I’m proud that I could share my vision with several instrumental big-hearted friends and family members who have given RED! its pulse. I thank Cheryl and Chelsea Hillard, Christine Grote, William and Betty Hillard, Jacqui Slabach, Cheryl McKee, Greg Goldschmidt, Amy Storer (www.cincychic.com), Joe Kruessel, Heidi Smith, Khalil Osiris, DeRon Smith, Kristi Jacobsen, Joan Green, Joe Daugherty, and Erin and Matt Campbell for their perpetual brilliance. I thank all those who were at the early meetings logging hours of input. Christine Grote’s long hours of editing and designing are a true reason you’re reading RED!
I thank each writer in this issue for penning his or her words. I cherish every word. Wait until you read future issues. Talk about amazing.
I look for news, stories, leads, and responses from you readers to start rolling in. RED! writers will gradually be traveling to gather stories. We have forthcoming correspondents in South America, India, Russia, and Africa.
RED! is a quarterly, with email updates regularly.
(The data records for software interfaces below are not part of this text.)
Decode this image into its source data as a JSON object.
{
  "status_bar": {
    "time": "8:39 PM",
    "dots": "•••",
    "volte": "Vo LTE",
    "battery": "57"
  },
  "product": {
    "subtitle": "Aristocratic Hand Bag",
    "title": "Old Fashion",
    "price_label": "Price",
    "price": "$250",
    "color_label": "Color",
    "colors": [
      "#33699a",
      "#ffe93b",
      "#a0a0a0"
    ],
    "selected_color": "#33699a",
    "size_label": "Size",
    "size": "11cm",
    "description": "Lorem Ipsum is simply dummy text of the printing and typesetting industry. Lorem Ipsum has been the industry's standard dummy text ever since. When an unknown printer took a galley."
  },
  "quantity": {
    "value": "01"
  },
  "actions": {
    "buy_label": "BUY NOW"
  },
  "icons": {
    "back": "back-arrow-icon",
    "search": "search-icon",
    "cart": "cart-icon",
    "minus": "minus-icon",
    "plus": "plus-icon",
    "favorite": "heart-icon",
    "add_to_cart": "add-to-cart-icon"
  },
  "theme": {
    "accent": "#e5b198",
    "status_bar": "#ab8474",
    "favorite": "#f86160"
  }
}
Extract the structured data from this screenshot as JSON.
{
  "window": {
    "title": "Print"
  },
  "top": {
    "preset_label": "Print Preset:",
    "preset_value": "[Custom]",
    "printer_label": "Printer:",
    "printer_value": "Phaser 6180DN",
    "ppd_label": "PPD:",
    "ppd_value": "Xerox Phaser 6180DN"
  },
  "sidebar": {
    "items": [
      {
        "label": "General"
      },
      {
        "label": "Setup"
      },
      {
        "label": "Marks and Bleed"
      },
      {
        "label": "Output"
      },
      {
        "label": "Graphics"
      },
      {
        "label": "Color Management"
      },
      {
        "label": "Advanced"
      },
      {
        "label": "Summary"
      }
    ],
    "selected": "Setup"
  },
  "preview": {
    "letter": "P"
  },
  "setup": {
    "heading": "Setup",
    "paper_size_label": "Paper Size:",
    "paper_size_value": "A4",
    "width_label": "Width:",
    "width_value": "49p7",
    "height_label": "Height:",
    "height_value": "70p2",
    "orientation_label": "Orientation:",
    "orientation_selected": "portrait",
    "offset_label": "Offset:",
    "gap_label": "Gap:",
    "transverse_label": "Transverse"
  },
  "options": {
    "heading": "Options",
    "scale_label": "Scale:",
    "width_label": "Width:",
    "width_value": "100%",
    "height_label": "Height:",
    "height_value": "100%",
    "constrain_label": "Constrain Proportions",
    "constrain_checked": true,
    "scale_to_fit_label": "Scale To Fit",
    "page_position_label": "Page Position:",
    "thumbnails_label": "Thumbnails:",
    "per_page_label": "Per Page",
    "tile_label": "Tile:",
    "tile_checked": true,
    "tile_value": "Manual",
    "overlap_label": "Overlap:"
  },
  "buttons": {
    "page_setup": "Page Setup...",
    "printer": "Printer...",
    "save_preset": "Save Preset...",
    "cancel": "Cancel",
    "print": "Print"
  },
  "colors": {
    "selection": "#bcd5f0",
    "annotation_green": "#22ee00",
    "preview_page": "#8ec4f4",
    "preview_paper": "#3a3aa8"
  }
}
We plan three issues in 2008, since we’re launching in March. We encourage you to consider donating to the publication. There is nothing quite like it out there. Not in the way this set-up and range exists.
RED! is a non-profit organization partnering with Something More, a Counseling Center of Fairfield, Ohio. Any donation you make to RED! is tax-deductible.
In the near future, donations and new sponsorships will allow RED! to expand its visibility and ability to publish the kind of stories and informational reach you see here. In the near future, too, RED! plans to offer forums, workshops, and outreach events around the country, in our effort to promote the reality of transformation that has occurred and is occurring in the lives of formerly incarcerated people.
We believe in serving. We want to help construct bridge of writing from prisons and jails to the outside world, projecting the voices of individuals who have experienced a changed life in a positive way.
Thank you for joining in. Thank you for believing in the vision. Thank you for reading.
I still wake up at night thinking about what RED! can become. This is The Breakthrough ‘Zine.More soon.